Using the data beneath, show every line that includes the word "icon".

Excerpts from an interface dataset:
##########
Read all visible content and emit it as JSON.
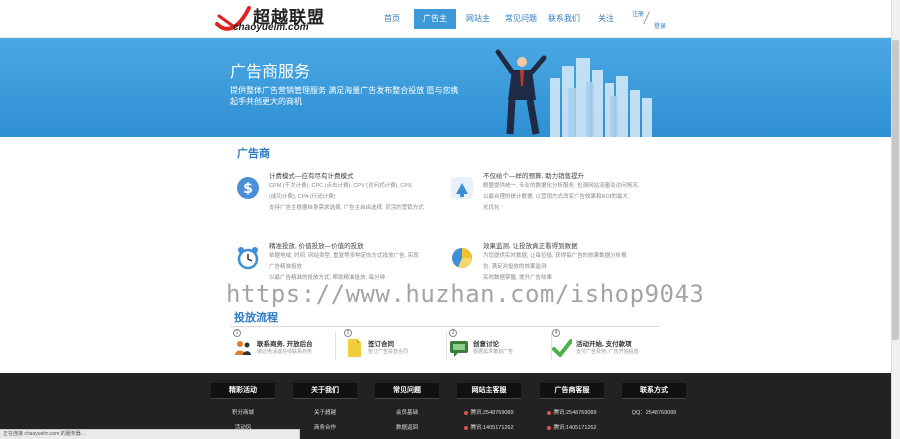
{
  "header": {
    "logo_cn": "超越联盟",
    "logo_en": "chaoyuelm.com",
    "nav": [
      {
        "label": "首页"
      },
      {
        "label": "广告主"
      },
      {
        "label": "网站主"
      },
      {
        "label": "常见问题"
      },
      {
        "label": "联系我们"
      },
      {
        "label": "关注"
      }
    ],
    "active_nav": "广告主",
    "auth_login": "注册",
    "auth_register": "登录"
  },
  "banner": {
    "title": "广告商服务",
    "desc": "提供整体广告营销管理服务 满足海量广告发布整合投放 愿与您携起手共创更大的商机"
  },
  "ad_section": {
    "title": "广告商",
    "features": [
      {
        "icon": "dollar-icon",
        "title": "计费模式—应有尽有计费模式",
        "lines": [
          "CPM (千次计费), CPC (点击计费), CPV (访问式计费), CPS",
          "(成功计费), CPA (行动计费)",
          "支持广告主根据自身需求选择, 广告主自由选择, 灵活的营销方式"
        ]
      },
      {
        "icon": "arrow-up-icon",
        "title": "不仅给个—样的预算, 助力销售提升",
        "lines": [
          "联盟提供统一, 专业的数据化分析服务, 检测网站流量及访问情况,",
          "以最合理的统计数据, 以营销方式改变广告效果和ROI的最大",
          "化优化"
        ]
      },
      {
        "icon": "alarm-clock-icon",
        "title": "精准投放, 价值投放—价值的投放",
        "lines": [
          "依据地域, 时间, 网站类型, 重复等多种定向方式投放广告, 实现",
          "广告精准投放",
          "以最广告精准的投放方式, 帮助精准投放, 每分钟"
        ]
      },
      {
        "icon": "pie-chart-icon",
        "title": "效果监测, 让投放真正看得到数据",
        "lines": [
          "为您提供实时数据, 让每位投, 获得每广告的效果数据分析报",
          "告, 满足对投放的效果监测",
          "实时数据掌握, 提升广告效果"
        ]
      }
    ]
  },
  "flow_section": {
    "title": "投放流程",
    "steps": [
      {
        "num": "1",
        "icon": "people-icon",
        "title": "联系商务, 开放后台",
        "desc": "通过电话或在线联系商务"
      },
      {
        "num": "2",
        "icon": "document-icon",
        "title": "签订合同",
        "desc": "签订广告投放合同"
      },
      {
        "num": "3",
        "icon": "chat-icon",
        "title": "创意讨论",
        "desc": "根据需求策划广告"
      },
      {
        "num": "4",
        "icon": "check-icon",
        "title": "活动开始, 支付款项",
        "desc": "支付广告费用, 广告开始投放"
      }
    ]
  },
  "footer": {
    "columns": [
      {
        "title": "精彩活动",
        "items": [
          "积分商城",
          "活动风"
        ]
      },
      {
        "title": "关于我们",
        "items": [
          "关于超越",
          "商务合作"
        ]
      },
      {
        "title": "常见问题",
        "items": [
          "会员基础",
          "数据返回"
        ]
      },
      {
        "title": "网站主客服",
        "items": [
          "腾讯:2548769089",
          "腾讯:1405171262"
        ],
        "dots": true
      },
      {
        "title": "广告商客服",
        "items": [
          "腾讯:2548769089",
          "腾讯:1405171262"
        ],
        "dots": true
      },
      {
        "title": "联系方式",
        "items": [
          "QQ：2548769089"
        ]
      }
    ]
  },
  "watermark": "https://www.huzhan.com/ishop9043",
  "status_bar": "正在连接 chaoyuelm.com 的服务器..."
}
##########
■ OUTPUT:
        "icon": "dollar-icon",
        "icon": "arrow-up-icon",
        "icon": "alarm-clock-icon",
        "icon": "pie-chart-icon",
        "icon": "people-icon",
        "icon": "document-icon",
        "icon": "chat-icon",
        "icon": "check-icon",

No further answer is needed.